Just read the trail is being expanded by all most 2 miles, expected to be done early this coming spring Coonstruction is due to start anytime
we loved the trail goes along french creek very nice trail
It is so quiet in the early morning, only saw 3 people in the over and back ride, wish it was longer, but it is a excellant trail in awesome shape with loads of wildlife.The peolpe taking care of it should be extremely proud of their work. They deserve quite the pat on the back. Thank You Covered in spiderwebs
WHETHER YOU WALK, BIKE RIDE, WHEEL CHAIR MOTIVATE, CROSS COUNTY SKI, OR SNOW SHOE ALL YEAR LONG YOU CAN GET ALONG. WELL CONSTRUCTED, AND CARED FOR. 3 POINTS OF ACCESS, A COVERED BRIDGE, PICNIC SHELDER, GROWING NUMBER OF BENCHES FOR THIS STROKE SURVIOR. WILD FLOWERS, FALL HARD AND SOFT WOODS, INTEREST PLANT AND ANIMAL LIFE. AN HARD SURFACE THROUGH A TIME FROM THE PAST.
I really don't have a lot of experience on too many trails yet, but I've found at age 54 and being 100 pounds overweight that I can cycle and I love it. My husband and I rode on the trail yesterday even though the temperature was 90 degrees and humid. The trail goes through many shady areas some of which are densely forested resulting in a cooler temperature. The scenery was great. I loved seeing French Creek and there are places to rest. This Granny can do 10 miles you bet!
The trail is an "out-and-back" one, with access near the midpoint of the trail on the Mercer Pike south of Meadville. With its crushed cinder surface it is well suited for most bicycles.
"We bike the trail weekly and while it's a short trail, it does offer a great view of French creek and lots of wildlife."
This trail does not have any events yet.
Be the first to add one!
The 11.7-mile John C. Oliver Multi-Purpose Loop Trail is a centerpiece of Maurice K. Goddard State Park, which spans 2,856 acres in northwestern...
Located on the abandoned Erie and Pittsburgh branch of the Pennsylvania Railroad, this short but intriguing trail runs through Pymatuning State Park,...
The Shenango River Trail once served as a towpath along the Erie Canal Extension. During the mid-1800s, mules pulled boats along the canal, linking...
Oil flows through the veins of the Samuel Justus Recreation Trail. Its northern departure point is Oil City, which was founded during the 1860s oil...
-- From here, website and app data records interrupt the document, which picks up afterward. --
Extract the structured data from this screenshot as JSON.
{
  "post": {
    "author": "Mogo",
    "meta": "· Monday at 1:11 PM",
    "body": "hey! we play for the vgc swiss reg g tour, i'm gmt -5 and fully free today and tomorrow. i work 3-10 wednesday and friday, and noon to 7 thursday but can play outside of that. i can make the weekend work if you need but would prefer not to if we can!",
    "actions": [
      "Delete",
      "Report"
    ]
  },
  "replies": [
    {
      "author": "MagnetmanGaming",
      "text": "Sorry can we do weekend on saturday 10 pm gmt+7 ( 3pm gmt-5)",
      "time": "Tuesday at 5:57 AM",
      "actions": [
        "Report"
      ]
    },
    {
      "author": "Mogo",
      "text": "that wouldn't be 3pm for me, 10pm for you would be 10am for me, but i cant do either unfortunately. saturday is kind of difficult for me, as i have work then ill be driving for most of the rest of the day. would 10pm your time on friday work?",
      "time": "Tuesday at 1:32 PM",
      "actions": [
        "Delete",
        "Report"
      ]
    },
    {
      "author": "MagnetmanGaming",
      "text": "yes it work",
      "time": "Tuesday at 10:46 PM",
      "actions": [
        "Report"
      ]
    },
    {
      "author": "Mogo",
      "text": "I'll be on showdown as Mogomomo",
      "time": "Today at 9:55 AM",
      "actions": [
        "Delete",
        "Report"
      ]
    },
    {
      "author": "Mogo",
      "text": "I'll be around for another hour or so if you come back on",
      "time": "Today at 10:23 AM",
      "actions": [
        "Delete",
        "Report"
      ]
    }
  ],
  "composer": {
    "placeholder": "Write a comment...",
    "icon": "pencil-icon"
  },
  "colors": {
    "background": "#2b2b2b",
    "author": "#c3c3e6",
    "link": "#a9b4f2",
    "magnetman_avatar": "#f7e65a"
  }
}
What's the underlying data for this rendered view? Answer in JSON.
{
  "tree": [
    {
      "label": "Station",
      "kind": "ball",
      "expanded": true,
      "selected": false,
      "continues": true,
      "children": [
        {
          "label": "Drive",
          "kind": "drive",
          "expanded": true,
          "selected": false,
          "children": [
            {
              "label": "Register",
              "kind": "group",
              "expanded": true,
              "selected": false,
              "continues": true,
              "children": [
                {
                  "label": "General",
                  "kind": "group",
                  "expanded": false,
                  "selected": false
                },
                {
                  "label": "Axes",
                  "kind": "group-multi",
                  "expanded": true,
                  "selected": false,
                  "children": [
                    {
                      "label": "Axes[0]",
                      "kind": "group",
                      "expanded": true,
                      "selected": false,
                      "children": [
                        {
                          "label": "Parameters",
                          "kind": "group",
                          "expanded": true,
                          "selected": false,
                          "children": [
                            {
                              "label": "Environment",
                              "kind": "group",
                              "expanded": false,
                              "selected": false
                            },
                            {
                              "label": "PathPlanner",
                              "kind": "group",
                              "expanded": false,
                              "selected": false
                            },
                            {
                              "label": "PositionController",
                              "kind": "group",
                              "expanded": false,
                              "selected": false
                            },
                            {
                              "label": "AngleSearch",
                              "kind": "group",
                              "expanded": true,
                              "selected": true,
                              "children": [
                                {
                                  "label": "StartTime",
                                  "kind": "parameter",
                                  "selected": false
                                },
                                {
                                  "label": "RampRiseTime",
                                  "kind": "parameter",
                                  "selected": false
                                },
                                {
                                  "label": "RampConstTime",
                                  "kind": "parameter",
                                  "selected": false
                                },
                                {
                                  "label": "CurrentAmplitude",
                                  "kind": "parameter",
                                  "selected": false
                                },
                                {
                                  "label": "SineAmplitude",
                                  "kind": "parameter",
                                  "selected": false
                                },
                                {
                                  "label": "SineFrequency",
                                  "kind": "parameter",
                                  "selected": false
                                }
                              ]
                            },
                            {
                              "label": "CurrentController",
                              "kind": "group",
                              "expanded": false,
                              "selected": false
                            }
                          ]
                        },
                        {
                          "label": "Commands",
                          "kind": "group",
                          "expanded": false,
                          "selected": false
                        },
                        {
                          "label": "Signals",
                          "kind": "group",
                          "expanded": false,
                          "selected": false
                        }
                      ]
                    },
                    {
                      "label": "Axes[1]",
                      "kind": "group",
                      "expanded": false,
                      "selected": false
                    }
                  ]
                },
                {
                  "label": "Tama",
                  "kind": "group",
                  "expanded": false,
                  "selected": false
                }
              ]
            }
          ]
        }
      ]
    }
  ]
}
Keep your eyes open for wildlife when you visit the Allegheny River Trail. This segment of the Allegheny River—once a canoe route for local tribes and...
The Trout Island Trail is planned to be a 13-mile rail-trail along the former Erie and Pittsburgh Railroad. Currently, 2.4 miles are open and fully...
You’ll want to pack water, food, and flashlights to travel the Sandy Creek Trail, as it crosses 12 miles of remote, but scenic, countryside in...
As it winds along Oil Creek, McClintock Trail connects Oil Creek State Park with Oil City. Note that much of the route is on-road. Just south of...
The Oil City Trail connects the Samuel Justus Recreation Trail and the McClintock Trail through the center of Oil City, Pennsylvania. The 2-mile...
It’s hard to believe that the world’s first oil boom occurred along the path of what’s now the Oil Creek State Park Trail. The park’s forests, beaver...
Running 1.5 miles, the Queen City Trail serves as a community connector for the small city of Titusville, where the American oil industry began in...
The East Branch Trail is a rare dual-lane rail-trail. The 8-foot asphalt lane serves walkers, bicyclists, in-line skaters, and people in wheelchairs....
TrailLink is a free service provided by Rails-to-Trails Conservancy (a non-profit) and we need your support!